Today's film was named for him, Alberto Giacometti. French made, it is an hour long documentary about his work. His life and his work were the same. The 2nd part of the film was an hour long conversation / interview with him, which was made in the year he died. He lived 1901-1966 the same year Carter Stanley died. Some years ago I read a biography of him by James Lord, a beautifully written biography. One thing about it, Giacometti's work cannot be confused with anybody else's. He lived in a tiny 2-room place in Montmartre, then where artists lived, low rent. One room was his studio where he did his work, the other room his bedroom. That was his space. He was one of the respected intellectuals of Paris, an existentialist. In Europe in that time existentialist and intellectuals were 2 words with the same meaning. To say someone was an intellectual, you'd say he's an existentialist. The ist on the end is pronounced east. Existential-east. The existentialist writer's name, Albert Camus, is one of the first a lit student must master. It is Ca-moo, accent second syllable, not Kay-mus. Very important to know, like where not to wear white socks.
In my college years when I was wanting to learn about everything going on in international art, though the school had no art department, I took an art appreciation class, but it was so easy I got little from it, and especially so artless. It was all about IMPORTANT art. Learning to be a Wikipedia for information on what's important to know about. Giacometti was the big dog in the world of artists living. Very important to know about Giacometti. Such an exotic name, too. Just right for a Surrealist / existentialist. His name was a great one to toss around at cocktail parties. Have you read...? Have you seen...? Did you know...? You gotta read...! You gotta see...! He's so awesome, a Surrealist AND an existentialist! How much cooler does it get? Like Miles Davis, the essence of cool.
Giacometti was essential knowledge of the time. Then, Picasso was an important name to toss around like you know something about it. DeKooning was the ultimate artist of all time. Then came Warhol debunking abstract expressionism which believed itself to be the highest of the high, pure art. Pop Art came along like a dog, lifted its leg and peed on it. It turned out abstraction was just another way to paint, not necessarily the ultimate. It did seem, however, that every "movement" after abstract expressionism saw itself in relation to abstraction, a new way of seeing abstraction. Art since then appears to me to be working in abstraction, much of it using what we call realism, but in abstract ways. I believe Giacometti's work will appear contemporary for a long time in the future. Not only did Giacometti live simply, his only tool was a pocket knife. No hammers, no chisels. A pocket knife. And not even a Swiss Army pocket tool drawer, just a plain one that looks like it might be a Case. It looks like one he probably carried before, practical size for the pocket, no more than a 3 inch blade. One day it came to him, that's all he needed.

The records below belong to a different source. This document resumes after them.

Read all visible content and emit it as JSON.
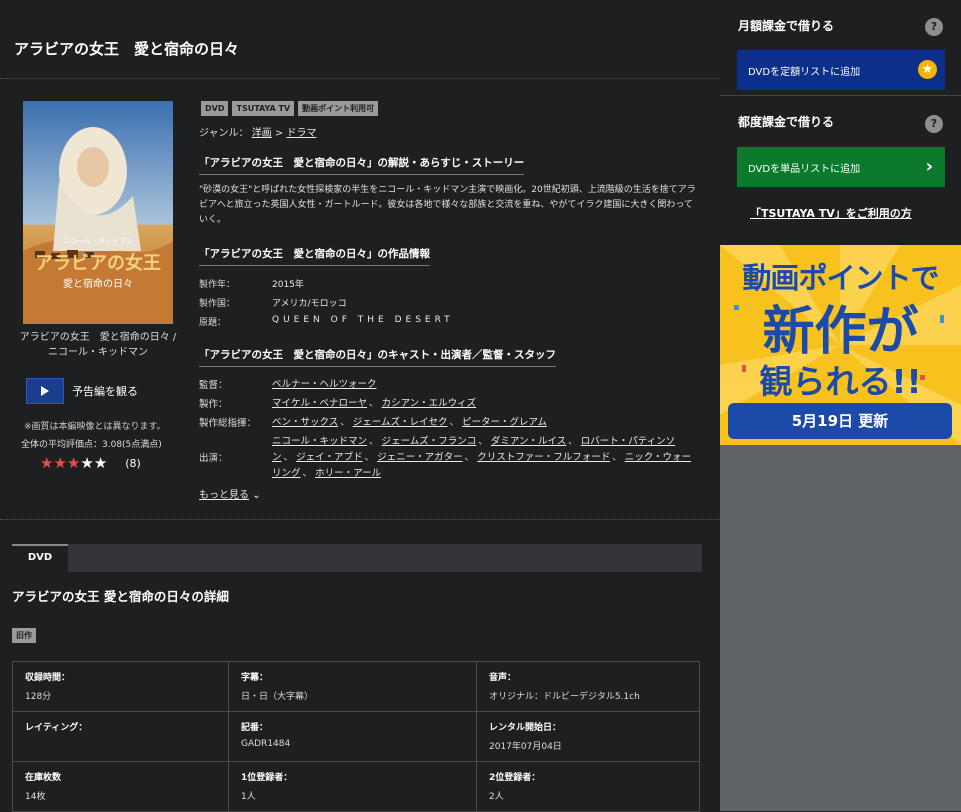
{
  "page": {
    "title": "アラビアの女王　愛と宿命の日々"
  },
  "poster": {
    "caption": "アラビアの女王　愛と宿命の日々 / ニコール・キッドマン",
    "art_title_lines": [
      "アラビアの女王",
      "愛と宿命の日々"
    ],
    "art_actor": "ニコール・キッドマン"
  },
  "trailer": {
    "label": "予告編を観る"
  },
  "quality_note": "※画質は本編映像とは異なります。",
  "rating": {
    "average_text": "全体の平均評価点：3.08(5点満点)",
    "value": 3.08,
    "stars_filled": 3,
    "stars_total": 5,
    "review_count": "(8)"
  },
  "badges": [
    "DVD",
    "TSUTAYA TV",
    "動画ポイント利用可"
  ],
  "genre": {
    "label": "ジャンル：",
    "parent": "洋画",
    "sep": ">",
    "child": "ドラマ"
  },
  "synopsis": {
    "heading": "「アラビアの女王　愛と宿命の日々」の解説・あらすじ・ストーリー",
    "text": "\"砂漠の女王\"と呼ばれた女性探検家の半生をニコール・キッドマン主演で映画化。20世紀初頭、上流階級の生活を捨てアラビアへと旅立った英国人女性・ガートルード。彼女は各地で様々な部族と交流を重ね、やがてイラク建国に大きく関わっていく。"
  },
  "work_info": {
    "heading": "「アラビアの女王　愛と宿命の日々」の作品情報",
    "rows": [
      {
        "k": "製作年：",
        "v": "2015年"
      },
      {
        "k": "製作国：",
        "v": "アメリカ/モロッコ"
      },
      {
        "k": "原題：",
        "v": "QUEEN OF THE DESERT"
      }
    ]
  },
  "cast": {
    "heading": "「アラビアの女王　愛と宿命の日々」のキャスト・出演者／監督・スタッフ",
    "director": {
      "k": "監督：",
      "names": [
        "ベルナー・ヘルツォーク"
      ]
    },
    "producer": {
      "k": "製作：",
      "names": [
        "マイケル・ベナローヤ",
        "カシアン・エルウィズ"
      ]
    },
    "exec": {
      "k": "製作総指揮：",
      "names": [
        "ベン・サックス",
        "ジェームズ・レイセク",
        "ピーター・グレアム"
      ]
    },
    "actors": {
      "k": "出演：",
      "names": [
        "ニコール・キッドマン",
        "ジェームズ・フランコ",
        "ダミアン・ルイス",
        "ロバート・パティンソン",
        "ジェイ・アブド",
        "ジェニー・アガター",
        "クリストファー・フルフォード",
        "ニック・ウォーリング",
        "ホリー・アール"
      ]
    },
    "separator": "、"
  },
  "more": {
    "label": "もっと見る",
    "chevron": "⌄"
  },
  "dvd_section": {
    "tab": "DVD",
    "detail_title": "アラビアの女王 愛と宿命の日々の詳細",
    "old_badge": "旧作",
    "table": [
      [
        {
          "label": "収録時間：",
          "value": "128分"
        },
        {
          "label": "字幕：",
          "value": "日・日（大字幕）"
        },
        {
          "label": "音声：",
          "value": "オリジナル：ドルビーデジタル5.1ch"
        }
      ],
      [
        {
          "label": "レイティング：",
          "value": ""
        },
        {
          "label": "記番：",
          "value": "GADR1484"
        },
        {
          "label": "レンタル開始日：",
          "value": "2017年07月04日"
        }
      ],
      [
        {
          "label": "在庫枚数",
          "value": "14枚"
        },
        {
          "label": "1位登録者：",
          "value": "1人"
        },
        {
          "label": "2位登録者：",
          "value": "2人"
        }
      ]
    ]
  },
  "sidebar": {
    "monthly": {
      "heading": "月額課金で借りる",
      "help": "?",
      "button": "DVDを定額リストに追加",
      "icon": "★"
    },
    "single": {
      "heading": "都度課金で借りる",
      "help": "?",
      "button": "DVDを単品リストに追加",
      "icon": "›"
    },
    "tsutaya_link": "「TSUTAYA TV」をご利用の方",
    "banner": {
      "line1": "動画ポイントで",
      "line2": "新作が",
      "line3": "観られる!!",
      "update": "5月19日 更新"
    },
    "colors": {
      "monthly_button": "#0b2f8a",
      "single_button": "#0c7a2d",
      "banner_bg": "#f7c21e",
      "star_on": "#e94e46"
    }
  }
}
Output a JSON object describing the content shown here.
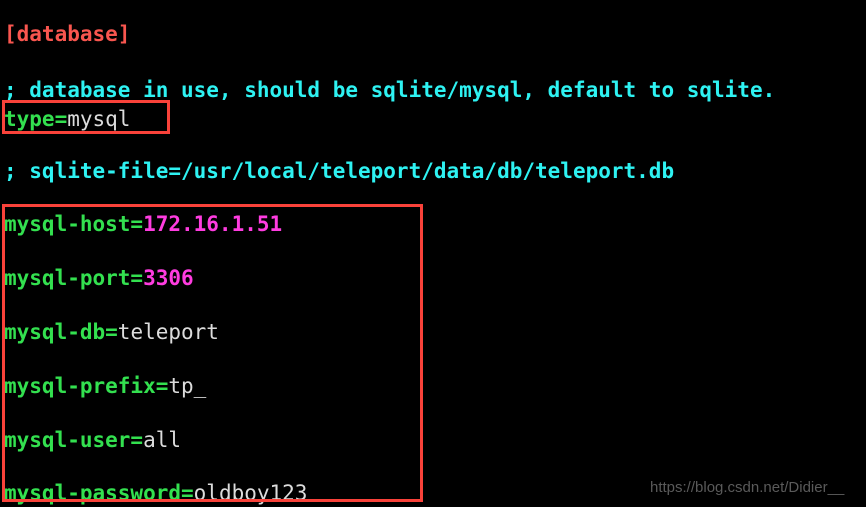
{
  "terminal": {
    "background_color": "#000000",
    "colors": {
      "section_header": "#f9564f",
      "comment": "#2ef2f2",
      "key": "#33e04f",
      "value_numeric": "#ff3ce0",
      "value_string": "#dcdcdc",
      "highlight_box": "#f9423a",
      "watermark": "#5a5a5a"
    },
    "lines": {
      "section_header": "[database]",
      "comment_type": "; database in use, should be sqlite/mysql, default to sqlite.",
      "comment_sqlite_file": "; sqlite-file=/usr/local/teleport/data/db/teleport.db"
    },
    "settings": {
      "type": {
        "key": "type=",
        "value": "mysql",
        "value_kind": "string"
      },
      "mysql_host": {
        "key": "mysql-host=",
        "value": "172.16.1.51",
        "value_kind": "numeric"
      },
      "mysql_port": {
        "key": "mysql-port=",
        "value": "3306",
        "value_kind": "numeric"
      },
      "mysql_db": {
        "key": "mysql-db=",
        "value": "teleport",
        "value_kind": "string"
      },
      "mysql_prefix": {
        "key": "mysql-prefix=",
        "value": "tp_",
        "value_kind": "string"
      },
      "mysql_user": {
        "key": "mysql-user=",
        "value": "all",
        "value_kind": "string"
      },
      "mysql_password": {
        "key": "mysql-password=",
        "value": "oldboy123",
        "value_kind": "string"
      }
    }
  },
  "watermark": {
    "text": "https://blog.csdn.net/Didier__"
  }
}
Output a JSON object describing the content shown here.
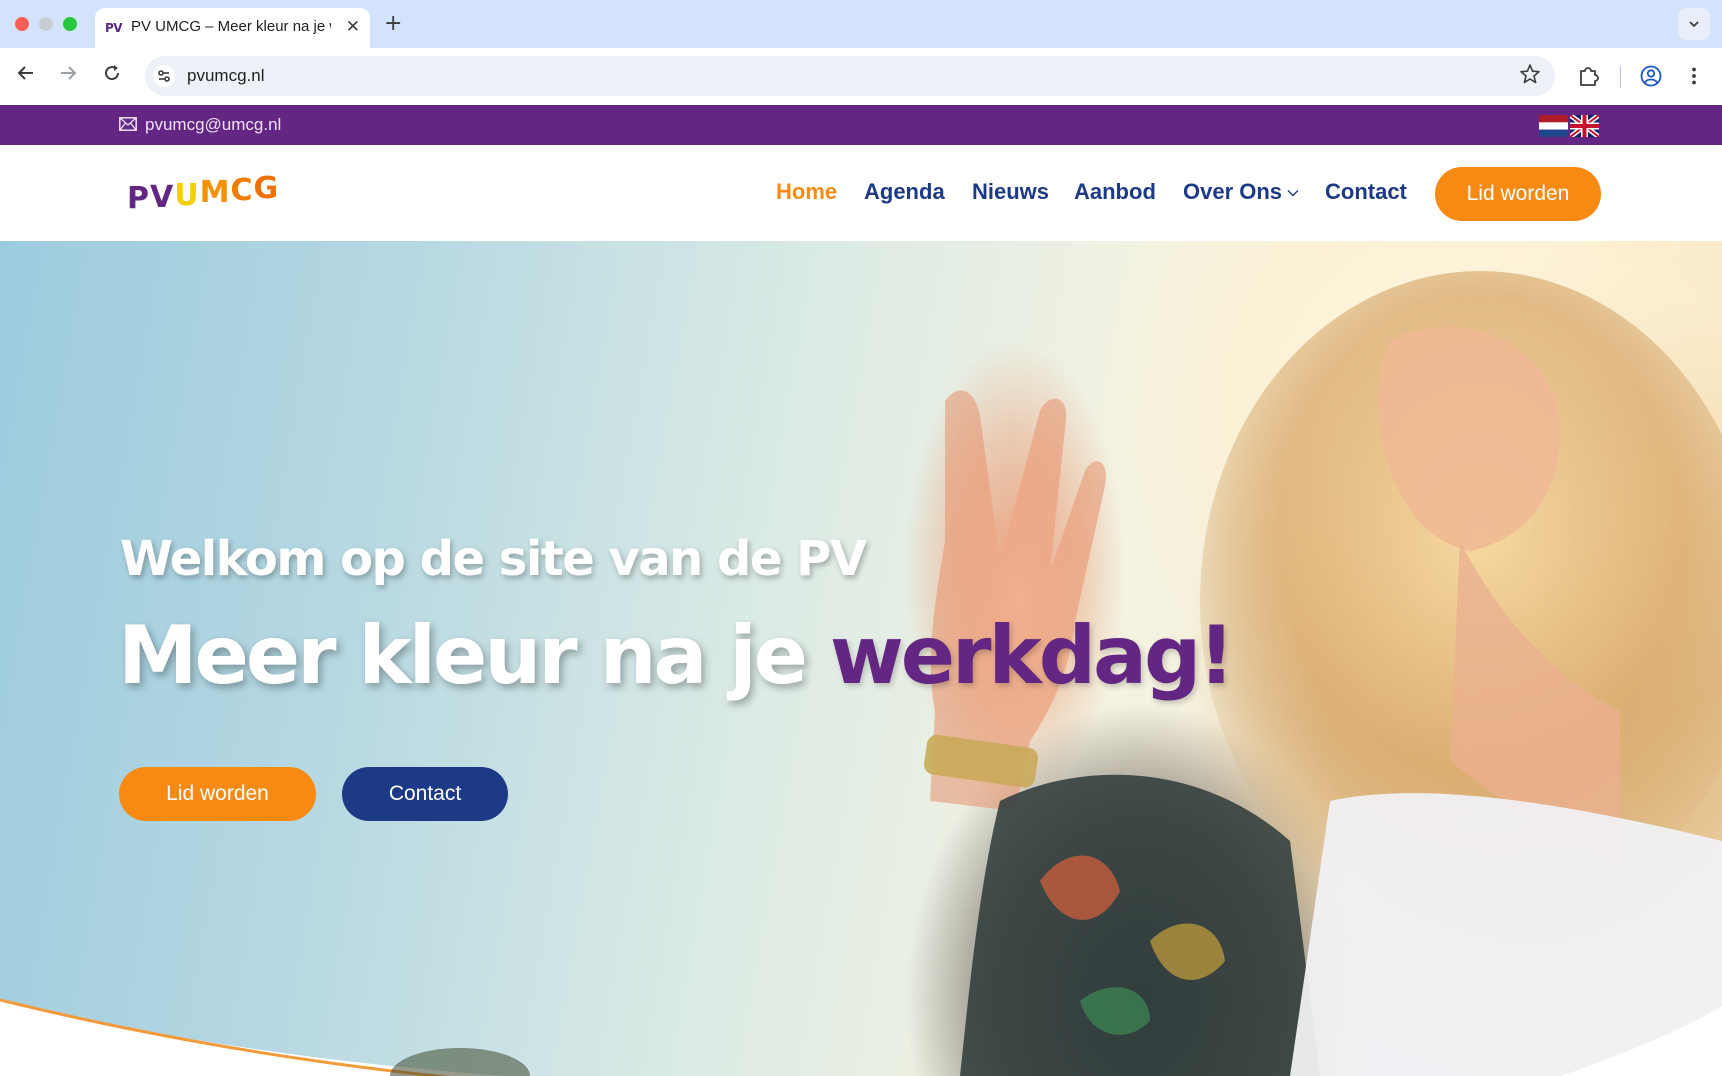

He reduced his figures to the bone, stick figures, the very first way we draw people. He made standing stick figures with fairly detailed faces. When you see who his models are, you can recognize the faces. One was his wife, another his brother, some were friends. Giacometti took everything he did to its simplest possibility and continue to represent the human form. His paintings, portraits, take some getting used to. Masses and masses of scribbles in the face, geometric lines, looking scratched on in a rush, but in fact each line was placed by intent. He painted the entire structure of the face and emphasis on eyes. The eyes are alive in all of them. It's like the eyes are alive and can see, but they're locked onto the canvas by thousands of lines of paint, something like the way a spider wraps a bug like a mummy. Consciousness captured can never be set free. Tied down by all those lines. The man had a great deal to say. What he had to say he said as simply as he lived and did his work.